Step 3 includes 36 changesets from changeset 8a2e0106d4e2 (495) to changeset e4aa39bbb317 (529). The experimental cueuler module was decomposed into solvcon.kerpak.cuse and gasdyn. It should be noted that gasdyn in this step was still in directory sandbox/cuda, because I didn’t want to mess up solvcon.kerpak name space. The process of reorganization was similar to step 2. The phases were ported again by using the upload-process-download model.
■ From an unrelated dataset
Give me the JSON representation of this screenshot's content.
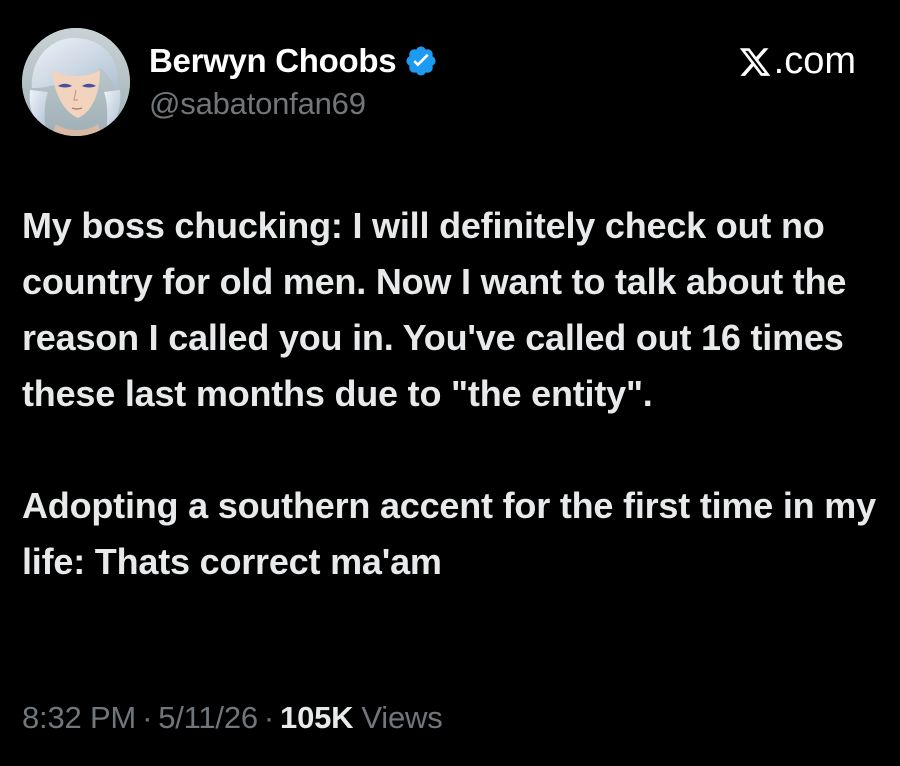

Unwanted data transfer were removed after the code was proven to be correct.

Step 4 includes 3 changesets from changeset 4cd3ca7c6545 (530) to changeset eaf35e678ead (532). gasdyn module was incorporated into solvcon.kerpak name space, and a corresponding example was created in examples/gasdyn/blnt.

Planned Work

Tasks left to be done include: (i) eliminating data transfer per half-time-step of cfl, ocfl, soln, and dsoln, (ii) porting to lower CC, e.g., sm_13, (iii) porting to OSC glenn with cluster support by selective upload and download, (iv) porting the linear equations solver lincese to lincuse, and (v) porting the velocity-stress equations solver elaslin to vslin. A meaningful benchmark can only be performed after task 1, 2, and 3 are finished.

Asynchronous data transfer could be a candidate task, but with data transfer eliminated, it is not really needed. As a record, making use of pinned (page-locked) memory can start with the following code:

import ctypes as ct
import numpy as np
libc = ct.cdll.LoadLibrary('libc.so.6')
malloc = libc.malloc
malloc.restype = np.ctypeslib.ndpointer(dtype='int8', shape=(8,))
ret = malloc(8)
print ret, ret.ctypes._as_parameter_

Another note: use the following to turn on CUDA on Tesla without start X:

$ modprobe nvidia
$ mknod -m 666 /dev/nvidia0 c 195 0
$ mknod -m 666 /dev/nvidiactl c 195 255